- [Work item] In how many lines of the records below does the word "Ejecutivo" appear? Answer with the number alone.

(Data records for software interfaces)
++++++

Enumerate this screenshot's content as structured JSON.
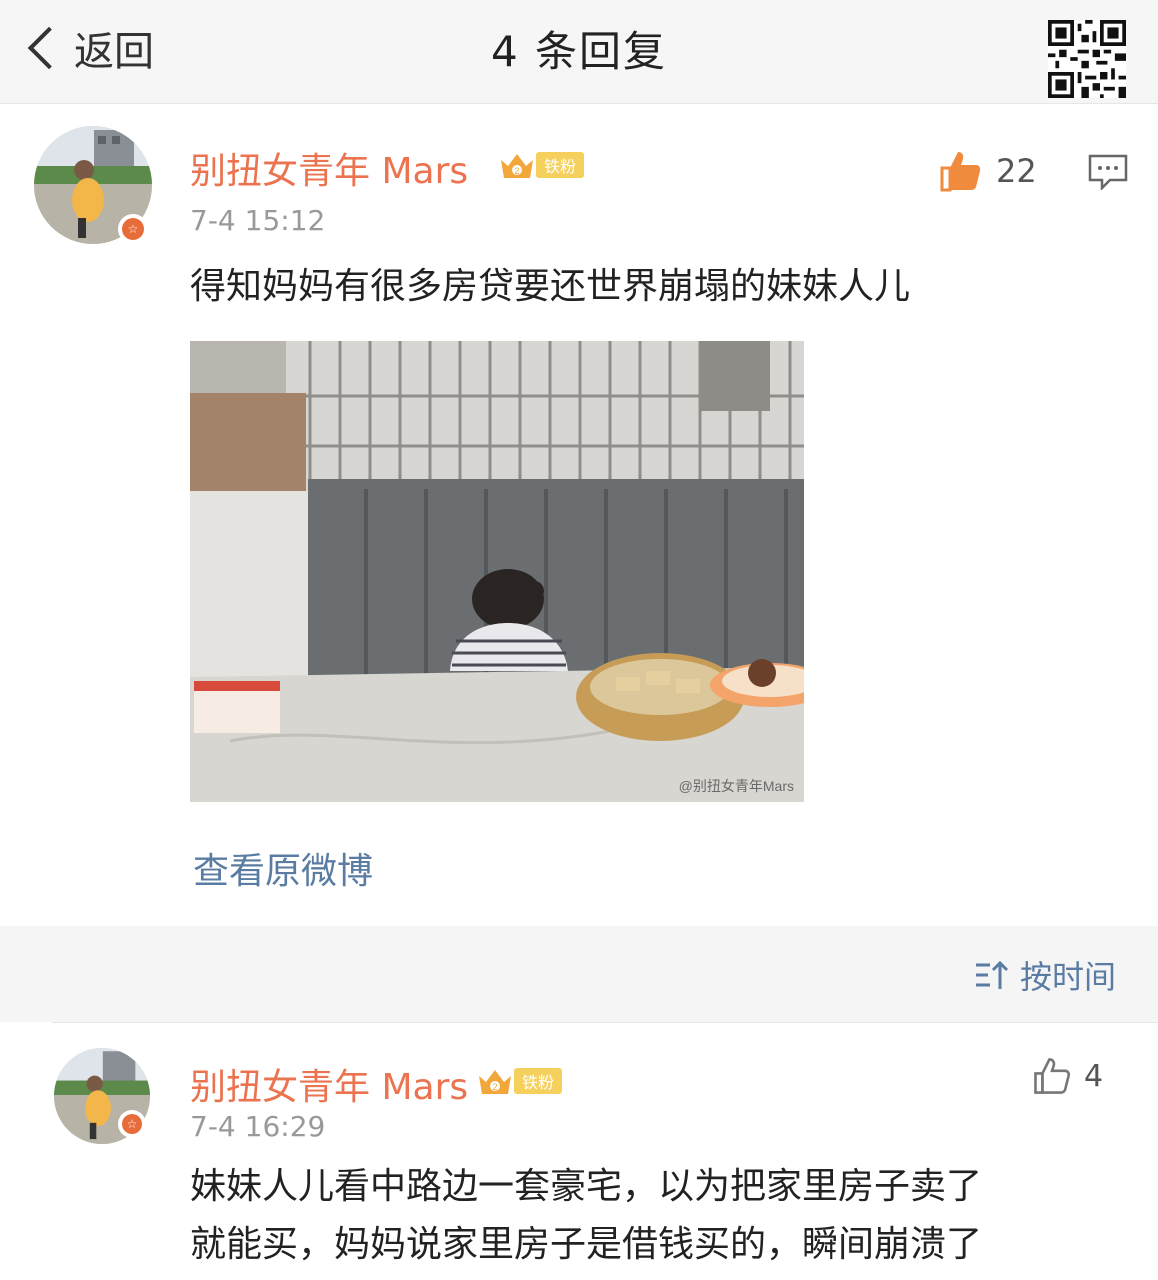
{
  "header": {
    "back_label": "返回",
    "title": "4 条回复"
  },
  "main_comment": {
    "username": "别扭女青年 Mars",
    "badge": "铁粉",
    "timestamp": "7-4 15:12",
    "likes": "22",
    "text": "得知妈妈有很多房贷要还世界崩塌的妹妹人儿",
    "photo_watermark": "@别扭女青年Mars",
    "view_original": "查看原微博"
  },
  "sort": {
    "label": "按时间"
  },
  "reply": {
    "username": "别扭女青年 Mars",
    "badge": "铁粉",
    "timestamp": "7-4 16:29",
    "likes": "4",
    "text_line1": "妹妹人儿看中路边一套豪宅，以为把家里房子卖了",
    "text_line2": "就能买，妈妈说家里房子是借钱买的，瞬间崩溃了"
  },
  "colors": {
    "username": "#eb7350",
    "link": "#5a7ca3",
    "accent_like": "#f08a3c"
  }
}
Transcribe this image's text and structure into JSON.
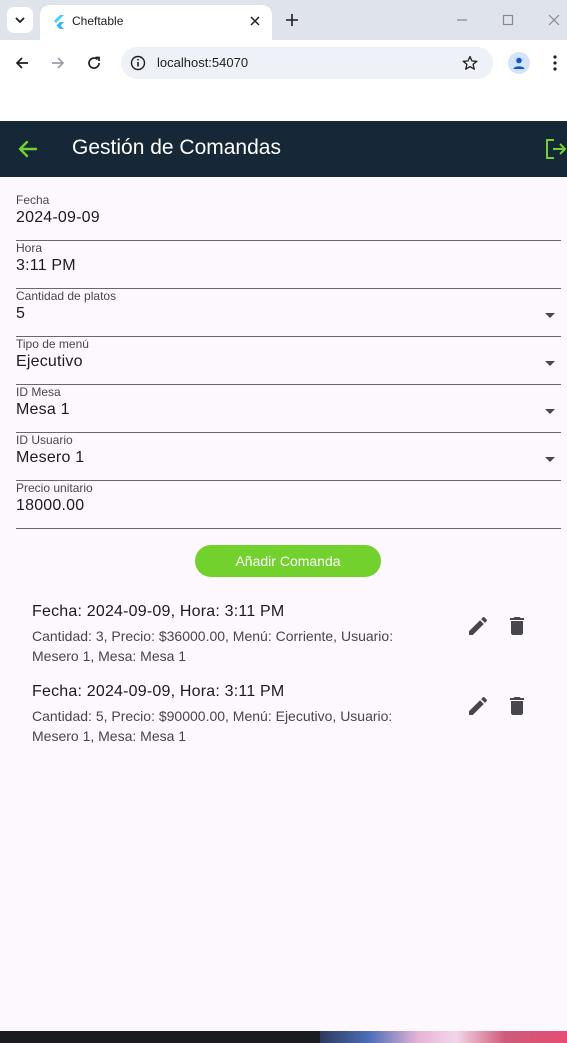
{
  "browser": {
    "tab_title": "Cheftable",
    "url": "localhost:54070"
  },
  "appbar": {
    "title": "Gestión de Comandas"
  },
  "form": {
    "fields": [
      {
        "label": "Fecha",
        "value": "2024-09-09",
        "type": "text"
      },
      {
        "label": "Hora",
        "value": "3:11 PM",
        "type": "text"
      },
      {
        "label": "Cantidad de platos",
        "value": "5",
        "type": "dropdown"
      },
      {
        "label": "Tipo de menú",
        "value": "Ejecutivo",
        "type": "dropdown"
      },
      {
        "label": "ID Mesa",
        "value": "Mesa 1",
        "type": "dropdown"
      },
      {
        "label": "ID Usuario",
        "value": "Mesero 1",
        "type": "dropdown"
      },
      {
        "label": "Precio unitario",
        "value": "18000.00",
        "type": "text"
      }
    ],
    "submit_label": "Añadir Comanda"
  },
  "orders": [
    {
      "title": "Fecha: 2024-09-09, Hora: 3:11 PM",
      "details": "Cantidad: 3, Precio: $36000.00, Menú: Corriente, Usuario: Mesero 1, Mesa: Mesa 1"
    },
    {
      "title": "Fecha: 2024-09-09, Hora: 3:11 PM",
      "details": "Cantidad: 5, Precio: $90000.00, Menú: Ejecutivo, Usuario: Mesero 1, Mesa: Mesa 1"
    }
  ],
  "colors": {
    "appbar_bg": "#162738",
    "accent_green": "#72d12c",
    "page_bg": "#fdf7fe"
  }
}
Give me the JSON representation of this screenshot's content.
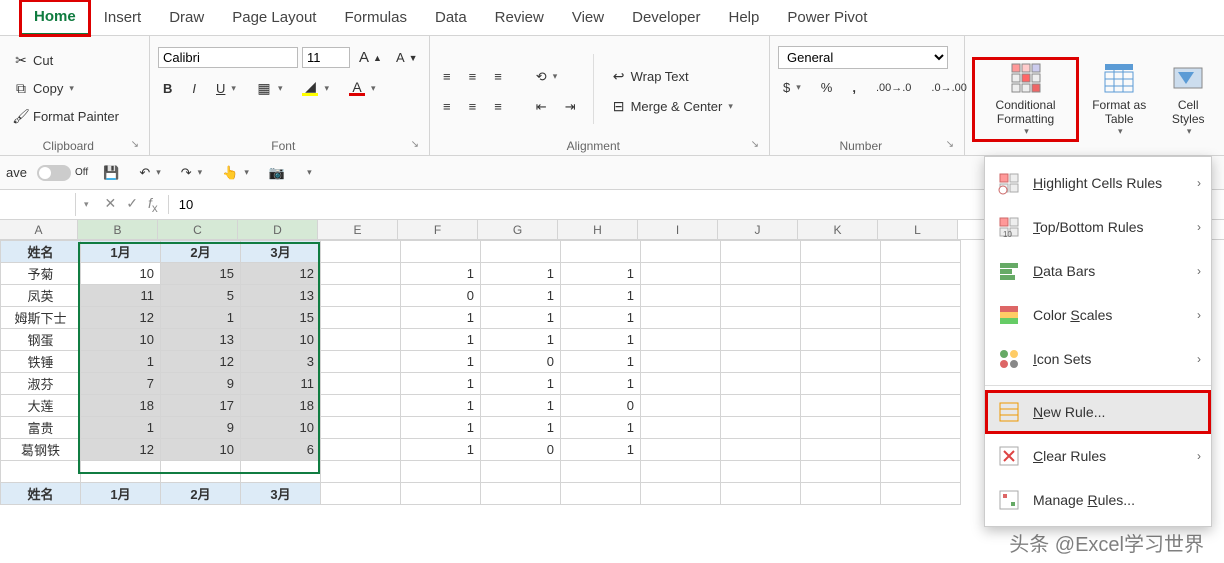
{
  "tabs": [
    "Home",
    "Insert",
    "Draw",
    "Page Layout",
    "Formulas",
    "Data",
    "Review",
    "View",
    "Developer",
    "Help",
    "Power Pivot"
  ],
  "clipboard": {
    "cut": "Cut",
    "copy": "Copy",
    "painter": "Format Painter",
    "label": "Clipboard"
  },
  "font": {
    "name": "Calibri",
    "size": "11",
    "label": "Font"
  },
  "alignment": {
    "wrap": "Wrap Text",
    "merge": "Merge & Center",
    "label": "Alignment"
  },
  "number": {
    "format": "General",
    "label": "Number"
  },
  "styles": {
    "cf": "Conditional Formatting",
    "table": "Format as Table",
    "cell": "Cell Styles"
  },
  "qat": {
    "autosave": "ave",
    "off": "Off"
  },
  "fx": {
    "namebox": "",
    "value": "10"
  },
  "cols": [
    "A",
    "B",
    "C",
    "D",
    "E",
    "F",
    "G",
    "H",
    "I",
    "J",
    "K",
    "L"
  ],
  "headers": {
    "A": "姓名",
    "B": "1月",
    "C": "2月",
    "D": "3月"
  },
  "rows": [
    {
      "name": "予菊",
      "b": 10,
      "c": 15,
      "d": 12,
      "f": 1,
      "g": 1,
      "h": 1
    },
    {
      "name": "凤英",
      "b": 11,
      "c": 5,
      "d": 13,
      "f": 0,
      "g": 1,
      "h": 1
    },
    {
      "name": "姆斯下士",
      "b": 12,
      "c": 1,
      "d": 15,
      "f": 1,
      "g": 1,
      "h": 1
    },
    {
      "name": "钢蛋",
      "b": 10,
      "c": 13,
      "d": 10,
      "f": 1,
      "g": 1,
      "h": 1
    },
    {
      "name": "铁锤",
      "b": 1,
      "c": 12,
      "d": 3,
      "f": 1,
      "g": 0,
      "h": 1
    },
    {
      "name": "淑芬",
      "b": 7,
      "c": 9,
      "d": 11,
      "f": 1,
      "g": 1,
      "h": 1
    },
    {
      "name": "大莲",
      "b": 18,
      "c": 17,
      "d": 18,
      "f": 1,
      "g": 1,
      "h": 0
    },
    {
      "name": "富贵",
      "b": 1,
      "c": 9,
      "d": 10,
      "f": 1,
      "g": 1,
      "h": 1
    },
    {
      "name": "葛钢铁",
      "b": 12,
      "c": 10,
      "d": 6,
      "f": 1,
      "g": 0,
      "h": 1
    }
  ],
  "headers2": {
    "A": "姓名",
    "B": "1月",
    "C": "2月",
    "D": "3月"
  },
  "cf_menu": [
    {
      "label": "Highlight Cells Rules",
      "u": "H",
      "sub": true
    },
    {
      "label": "Top/Bottom Rules",
      "u": "T",
      "sub": true
    },
    {
      "label": "Data Bars",
      "u": "D",
      "sub": true
    },
    {
      "label": "Color Scales",
      "u": "S",
      "sub": true
    },
    {
      "label": "Icon Sets",
      "u": "I",
      "sub": true
    },
    {
      "label": "New Rule...",
      "u": "N",
      "sub": false,
      "hl": true
    },
    {
      "label": "Clear Rules",
      "u": "C",
      "sub": true
    },
    {
      "label": "Manage Rules...",
      "u": "R",
      "sub": false
    }
  ],
  "watermark": "头条 @Excel学习世界"
}
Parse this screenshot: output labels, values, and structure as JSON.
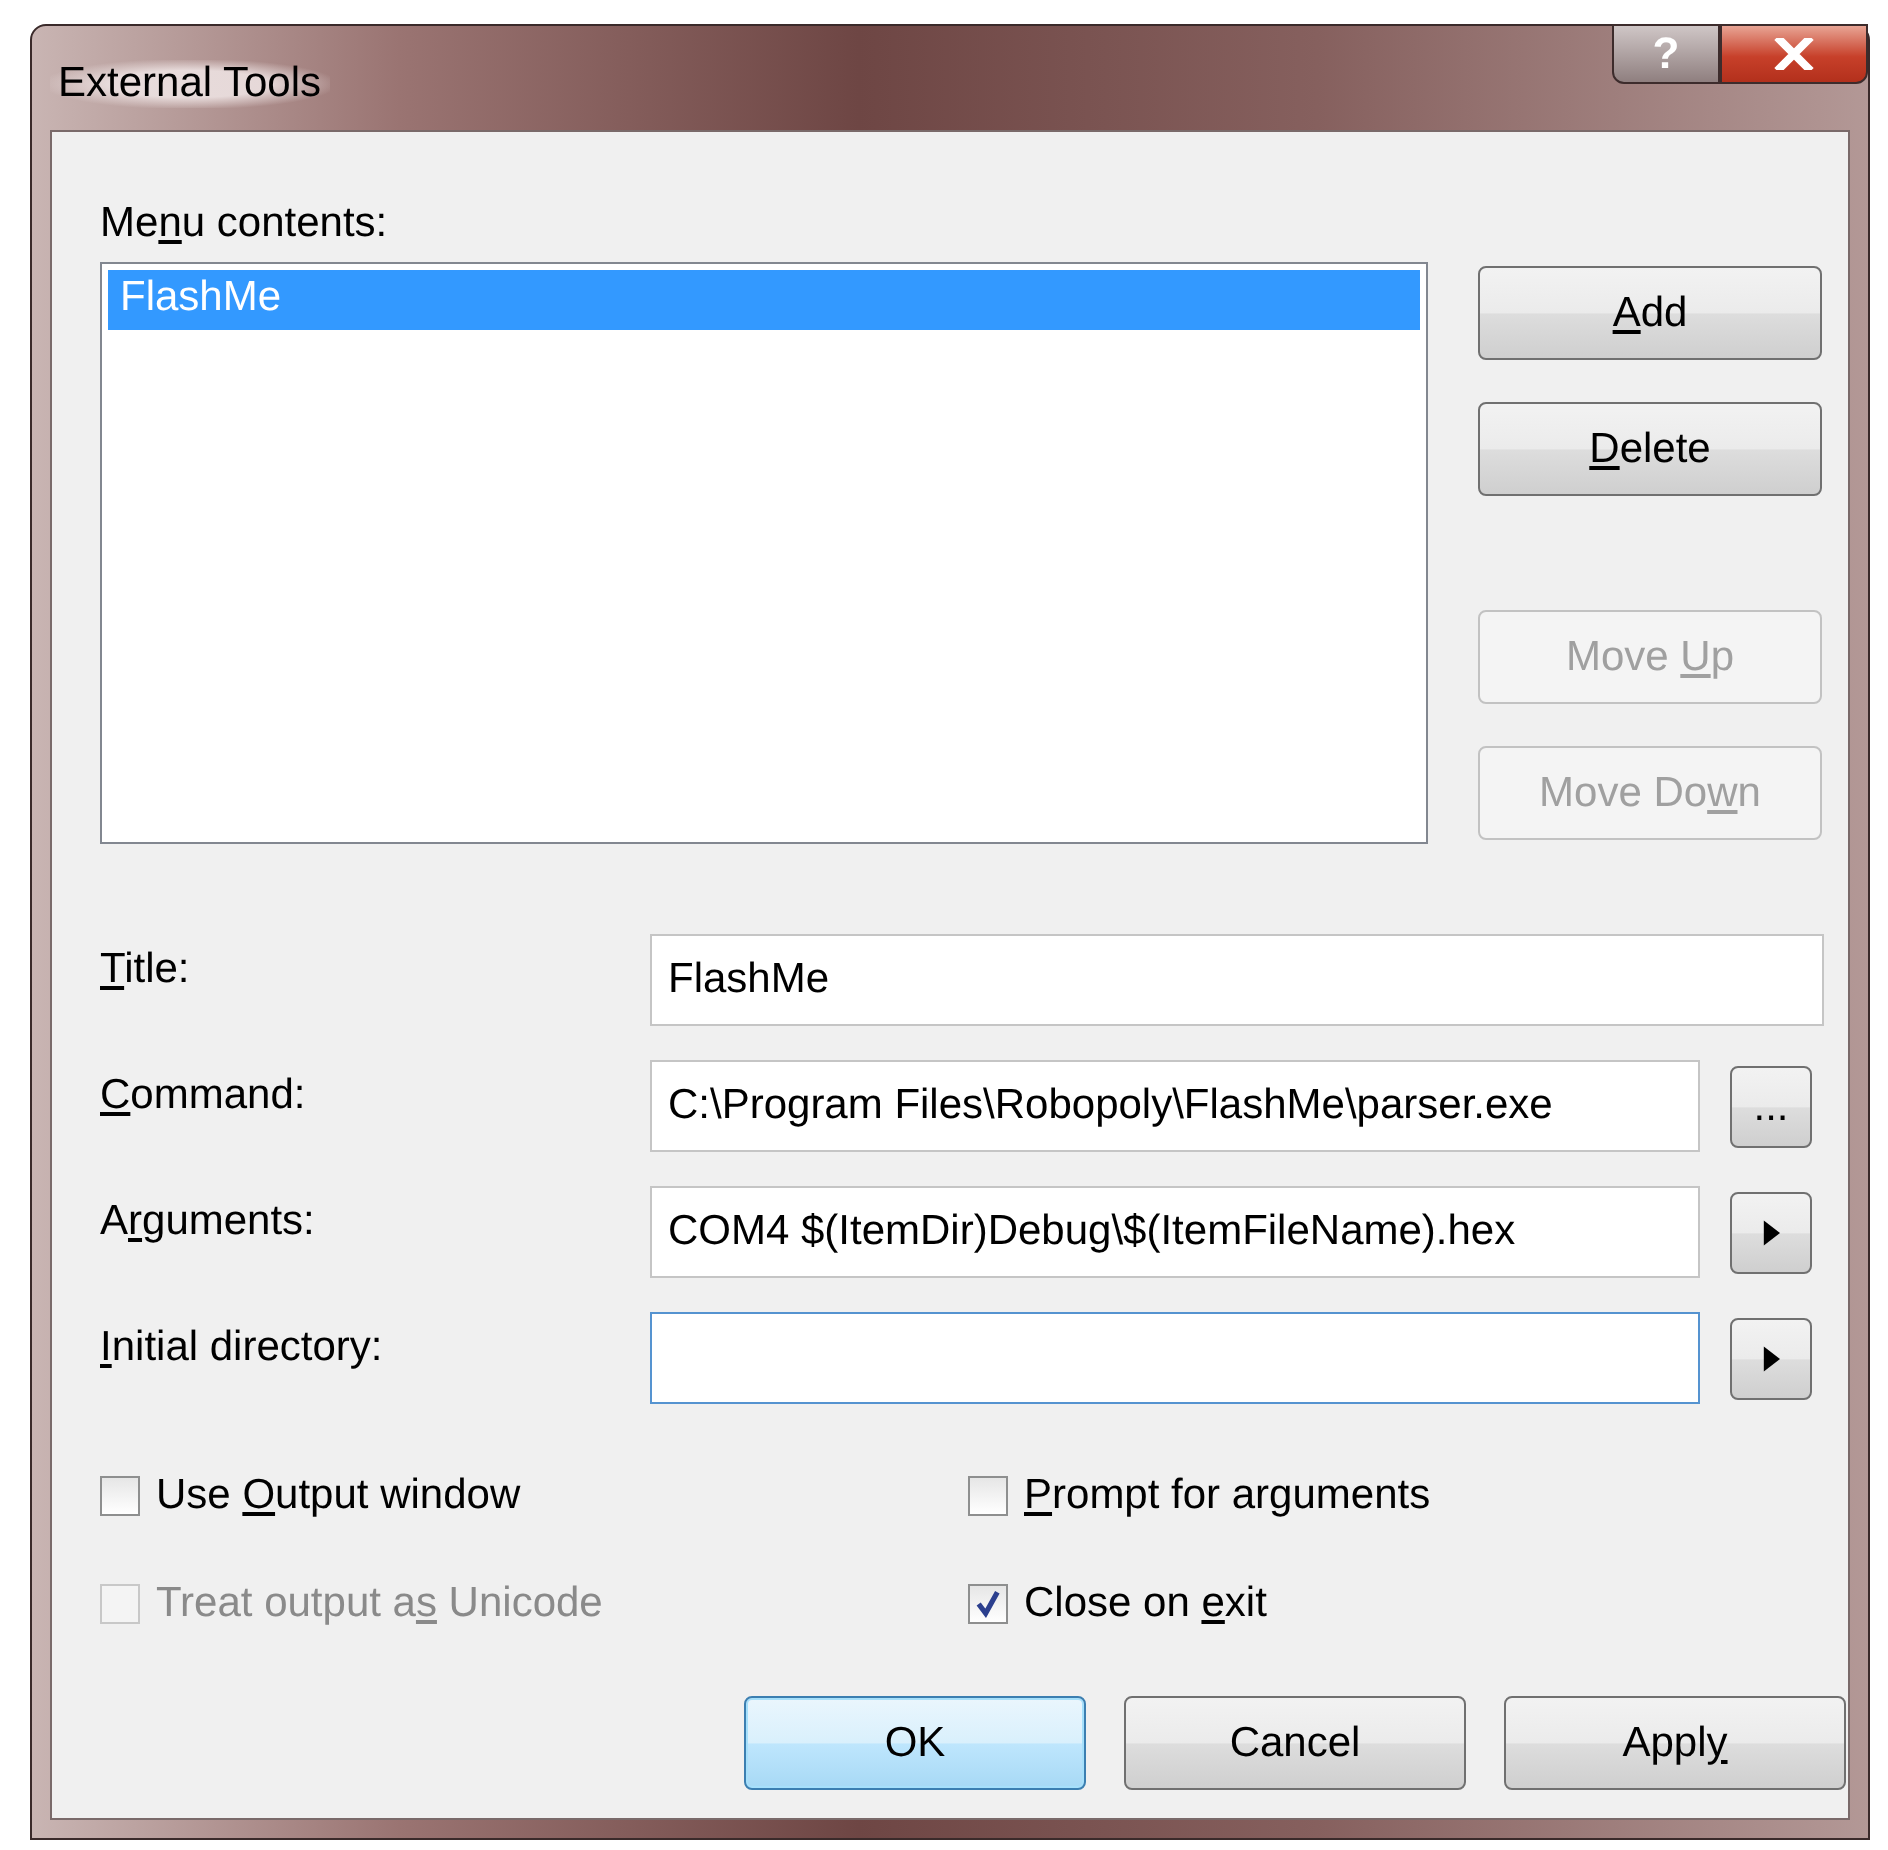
{
  "window": {
    "title": "External Tools",
    "help_button": "?"
  },
  "menu_contents": {
    "label": [
      {
        "text": "Me"
      },
      {
        "text": "n",
        "underlined": true
      },
      {
        "text": "u contents:"
      }
    ],
    "items": [
      {
        "text": "FlashMe",
        "selected": true
      }
    ]
  },
  "list_buttons": [
    {
      "label": [
        {
          "text": "A",
          "underlined": true
        },
        {
          "text": "dd"
        }
      ],
      "disabled": false
    },
    {
      "label": [
        {
          "text": "D",
          "underlined": true
        },
        {
          "text": "elete"
        }
      ],
      "disabled": false
    },
    {
      "label": [
        {
          "text": "Move "
        },
        {
          "text": "U",
          "underlined": true
        },
        {
          "text": "p"
        }
      ],
      "disabled": true
    },
    {
      "label": [
        {
          "text": "Move Do"
        },
        {
          "text": "w",
          "underlined": true
        },
        {
          "text": "n"
        }
      ],
      "disabled": true
    }
  ],
  "fields": [
    {
      "kind": "plain",
      "label": [
        {
          "text": "T",
          "underlined": true
        },
        {
          "text": "itle:"
        }
      ],
      "value": "FlashMe",
      "focused": false
    },
    {
      "kind": "browse",
      "label": [
        {
          "text": "C",
          "underlined": true
        },
        {
          "text": "ommand:"
        }
      ],
      "value": "C:\\Program Files\\Robopoly\\FlashMe\\parser.exe",
      "button": "...",
      "focused": false
    },
    {
      "kind": "menu",
      "label": [
        {
          "text": "A"
        },
        {
          "text": "r",
          "underlined": true
        },
        {
          "text": "guments:"
        }
      ],
      "value": "COM4 $(ItemDir)Debug\\$(ItemFileName).hex",
      "focused": false
    },
    {
      "kind": "menu",
      "label": [
        {
          "text": "I",
          "underlined": true
        },
        {
          "text": "nitial directory:"
        }
      ],
      "focused": true
    }
  ],
  "options": [
    {
      "label": [
        {
          "text": "Use "
        },
        {
          "text": "O",
          "underlined": true
        },
        {
          "text": "utput window"
        }
      ],
      "checked": false,
      "disabled": false
    },
    {
      "label": [
        {
          "text": "P",
          "underlined": true
        },
        {
          "text": "rompt for arguments"
        }
      ],
      "checked": false,
      "disabled": false
    },
    {
      "label": [
        {
          "text": "Treat output a"
        },
        {
          "text": "s",
          "underlined": true
        },
        {
          "text": " Unicode"
        }
      ],
      "checked": false,
      "disabled": true
    },
    {
      "label": [
        {
          "text": "Close on "
        },
        {
          "text": "e",
          "underlined": true
        },
        {
          "text": "xit"
        }
      ],
      "checked": true,
      "disabled": false
    }
  ],
  "dialog_buttons": [
    {
      "label": [
        {
          "text": "OK"
        }
      ],
      "default": true
    },
    {
      "label": [
        {
          "text": "Cancel"
        }
      ],
      "default": false
    },
    {
      "label": [
        {
          "text": "Appl"
        },
        {
          "text": "y",
          "underlined": true
        }
      ],
      "default": false
    }
  ]
}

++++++

- [Written response] 2